A primer on how to properly account for gains and losses by Tactic's resident accounting expertDrew Mowrey
Despite the wide use of cryptocurrency as an alternative to currency - accounting guidelines and the IRS alike treat digital assets as property. Therefore a capital gain or loss can be described as the realized increase or decrease in price above what was originally paid for it.
For example - you bought a share of stock for $100. You sell the share of stock for $200. The resulting $100 profit would be your capital gain!
There are three primary ways of realizing either a gain or loss. The common theme is activity that involves the disposal, or removal from the balance sheet, of a digital asset. These include:
While spending or exchanging cryptocurrency may not result in actual cash flow for an individual or entity- these actions do generally still have tax consequences and the beneficial change in value could result in a tax liability.
This may not be a problem for an individual with a buy and hold strategy as any changes in value would result in unrealized gains or unrealized losses, meaning that the changes in value are on paper only and have not been officially incurred.
This does however, create additional tax challenges for businesses who are required to report on unrealized gains, unrealized losses, or impairment related to digital assets.
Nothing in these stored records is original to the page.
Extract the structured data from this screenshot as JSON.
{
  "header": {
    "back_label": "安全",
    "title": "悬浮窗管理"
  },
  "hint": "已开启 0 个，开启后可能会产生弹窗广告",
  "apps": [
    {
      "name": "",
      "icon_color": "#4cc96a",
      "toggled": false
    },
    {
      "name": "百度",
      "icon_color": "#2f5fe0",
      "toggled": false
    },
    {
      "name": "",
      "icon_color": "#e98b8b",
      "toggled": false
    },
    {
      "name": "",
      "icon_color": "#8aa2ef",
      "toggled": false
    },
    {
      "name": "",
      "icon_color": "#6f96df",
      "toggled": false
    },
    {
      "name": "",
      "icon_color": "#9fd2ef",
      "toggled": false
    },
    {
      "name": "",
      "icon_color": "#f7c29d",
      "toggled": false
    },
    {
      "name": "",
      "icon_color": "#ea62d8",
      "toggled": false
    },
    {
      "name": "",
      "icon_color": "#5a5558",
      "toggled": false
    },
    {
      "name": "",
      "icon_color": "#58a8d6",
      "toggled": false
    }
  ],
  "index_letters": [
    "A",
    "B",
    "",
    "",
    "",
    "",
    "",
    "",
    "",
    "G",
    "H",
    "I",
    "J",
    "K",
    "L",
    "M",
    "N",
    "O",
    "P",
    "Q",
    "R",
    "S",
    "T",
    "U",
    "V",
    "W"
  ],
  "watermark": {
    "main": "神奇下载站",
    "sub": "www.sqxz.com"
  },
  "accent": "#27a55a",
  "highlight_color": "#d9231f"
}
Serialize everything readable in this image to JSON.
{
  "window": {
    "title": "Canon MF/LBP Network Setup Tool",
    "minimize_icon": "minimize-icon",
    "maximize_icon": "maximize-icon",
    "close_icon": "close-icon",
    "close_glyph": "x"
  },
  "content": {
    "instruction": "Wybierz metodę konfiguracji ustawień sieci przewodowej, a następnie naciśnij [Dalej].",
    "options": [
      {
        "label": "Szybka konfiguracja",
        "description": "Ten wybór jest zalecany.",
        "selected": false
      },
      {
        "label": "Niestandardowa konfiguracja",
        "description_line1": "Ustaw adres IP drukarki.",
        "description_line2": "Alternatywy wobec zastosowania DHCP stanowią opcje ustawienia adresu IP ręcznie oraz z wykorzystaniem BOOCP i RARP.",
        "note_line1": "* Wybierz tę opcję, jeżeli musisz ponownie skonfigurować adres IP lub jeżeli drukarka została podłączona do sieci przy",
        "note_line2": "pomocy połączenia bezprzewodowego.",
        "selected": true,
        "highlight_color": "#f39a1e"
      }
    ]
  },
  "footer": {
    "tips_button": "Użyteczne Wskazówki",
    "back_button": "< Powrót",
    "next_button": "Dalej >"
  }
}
On October 12, the FASB decided that digital assets which meet the eligibility requirements will be measured at fair value with respect to ASC 820, Fair Value Measurements. They also decided that increases and decreases in fair value will be recognized in comprehensive income and absent specialized industry guidance, costs to acquire digital assets should be expensed.
This decision is a big shift from the current treatment of digital assets as intangible assets. With this methodology, cryptocurrency is recorded at cost on the balance sheet. When the market value of that asset drops below this carrying value, impairment is recorded. Prior to this most recent decision, in US GAAP, once an asset was impaired it could not be revalued upwards if the price recovered. In International Financial Reporting Standards, or IFRS, impaired assets could be revalued upwards, but only to the original cost basis.
While these changes are not yet in effect - FASB will continue to deliberate on recognition, presentation, disclosures, and timeline for implementation on the new rules, there are some initial takeaways on how this might impact gains/losses:
It’s worth noting that the previous FASB decision of which crypto assets would be in-scope does not include NFT’s - so impairment accounting rules would still apply.
As far as taxes are concerned there are several nuances and you should always first consult with a tax advisor in regards to your specific circumstances.
Gains and losses are first broken down into categories depending on how long they have been held by the individual or entity.
Businesses are required to report on short-term vs long-term gains on their tax return. However, regardless of if short-term or long-term, the tax treatment is the same. All capital gains and losses from cryptocurrency are reported as a part of ordinary income.
There may also be temporary differences between US GAAP financials and tax financials to consider. With the IRS and taxes - only realized capital gains will be included in income and only realized capital losses can be deducted. Accounting entries required for GAAP like impairment expense might not be deductible until the impaired asset is actually disposed of.
Calculating gains and losses can be tricky when it is manually done in a spreadsheet as the correct cost basis must be used. Crypto accounting software like Tactic makes it far easier to maintain your books for realized gains/losses, unrealized gains/losses, impairment, and ensure your tax return is simple, accurate, and automatic.
The information in this article is for general informational purposes only and does not constitute investment, accounting, tax, or legal advice.